CLAPPER: Absolutely. I think, first of all, let me preface, Jake, the Russians have a long history during the Soviet era of interfering in elections, theirs and other peoples. And what is so dramatic about this case is because of all of these tools made available by the age of the Internet that the Russians have astutely applied. We addressed this sort of the tip of the iceberg in our intelligence community assessment that we published last January, and now the depth and the scope and the magnitude of this activity by the Russians, targeting specific audiences and the whole objective here is to undermine confidence in our system. And they're succeeding in that.
And I worry about our general public awareness of this and what do we do about it. Because what this is leading to is a number of different realities that people have about what -- what are the facts? So, this is not surprising. It's very consistent with what they've always done in the way of information manipulation. It's just they have so many more tools to use than they did in the heyday of the Cold War.
SCIUTTO: It's a force multiplier, I suppose you could say.
Final word on Secretary Tillerson. You've served in government, multiple administrations for decades. A secretary of state in effect being derided by his commander in chief in public via Twitter and other public comments. Can he survive that and should he in your view? Should he stay?
CLAPPER: Well, I don't know. I would hope he would, but I think it's going to be increasingly difficult for him, too, with the president kind of undercutting what he's trying to do. And I think Secretary Tillerson's got the right instincts about, particularly with respect to say North Korea, that exploring what the -- what the potential paths are diplomatically. And I think that's the only way -- way ahead. So, to me, Secretary Tillerson is a voice of reason.
SCIUTTO: Director Clapper, thanks very much, as always. We appreciate your comments.
CLAPPER: Thanks, Jim.
SCIUTTO: The vice president of the United States flies from Las Vegas all the way to the Indianapolis Colts game only to walk out before that game even started. Was the whole thing a political stunt funded by you and me?
[16:28:39] CLAPPER: Welcome back.
In the sports lead now -- ESPN today suspended host Jemele Hill, saying that she violated the network's social media guidelines for a second time. This comes after Hill in a tweet said her followers should consider boycotting Dallas Cowboys advertisers because the Cowboys owner Jerry Jones threatened to bench any player who kneels during the national anthem. Later, Hill clarified, we should say, that she wasn't advocating an NFL boycott. ESPN, of course, is a broadcast partner of the NFL, the home for "Monday Night Football."

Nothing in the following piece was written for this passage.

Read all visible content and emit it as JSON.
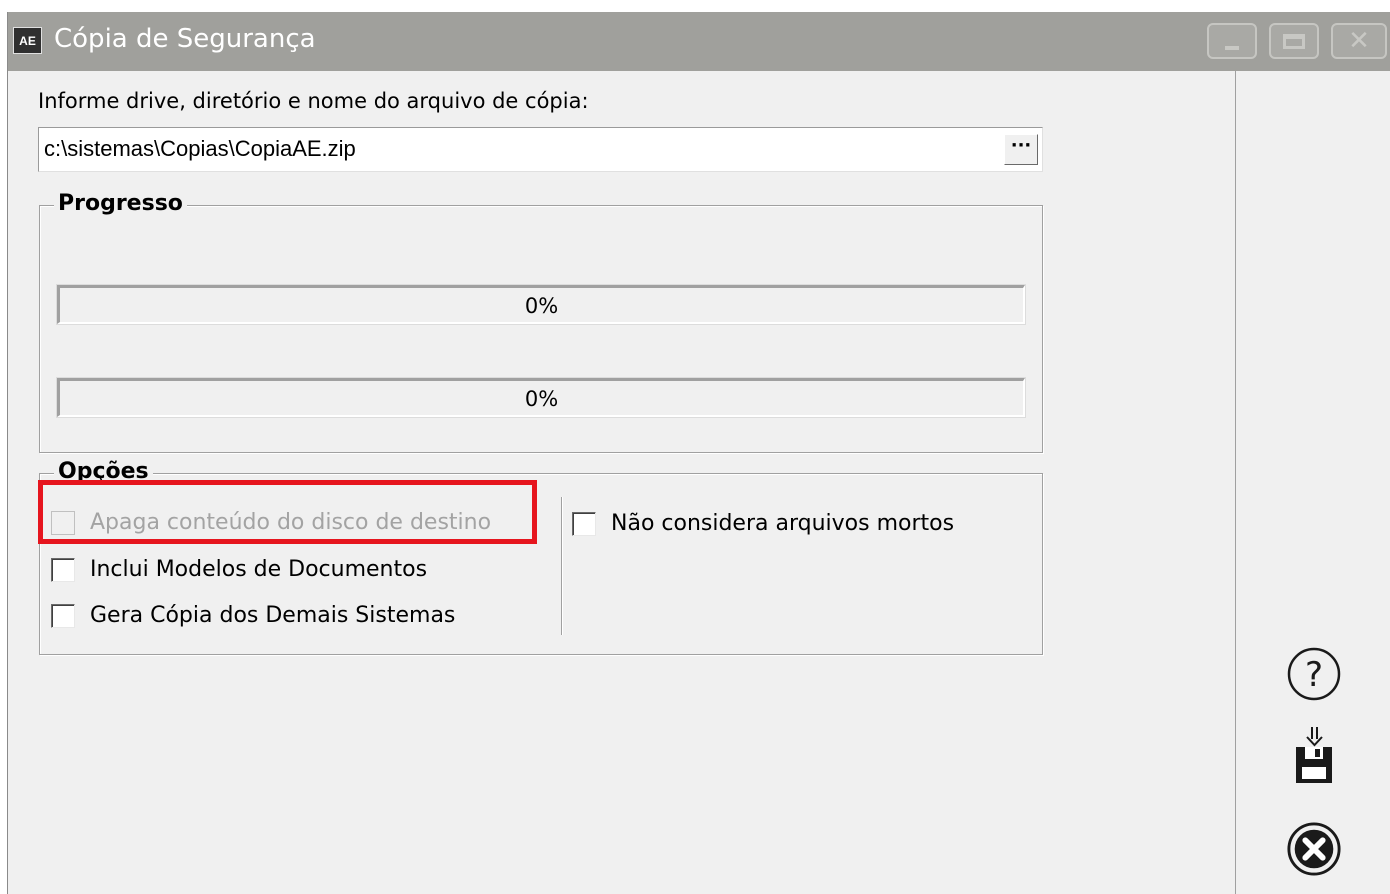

Hill remained on the air a few weeks ago after calling the president a white supremacist on Twitter. The White House called for her firing in response to that tweet.
Now to our politics lead. A closer lock at how much you and I paid for the vice president to take a stand against an NFL protest of a different kind. His travel is under scrutiny now after he and his wife walked out on yesterday's Colts/49ers game when several players took a knee during the anthem.
To get to the game, Pence traveled cross the country from Las Vegas to Indianapolis. Then after his exit from that game, Pence got on a plane again and went back west to Los Angeles for private fund-raisers and a tax reform event. The cost of those flights, they add up. He also missed the main event, we should say.
Team Pence says he made that special trip to Indianapolis to support former Colts QB Peyton Manning who was honored at the half time. Instead, Pence tweeted he didn't want to dignify any event that disrespects our soldiers, our flag or our national anthem.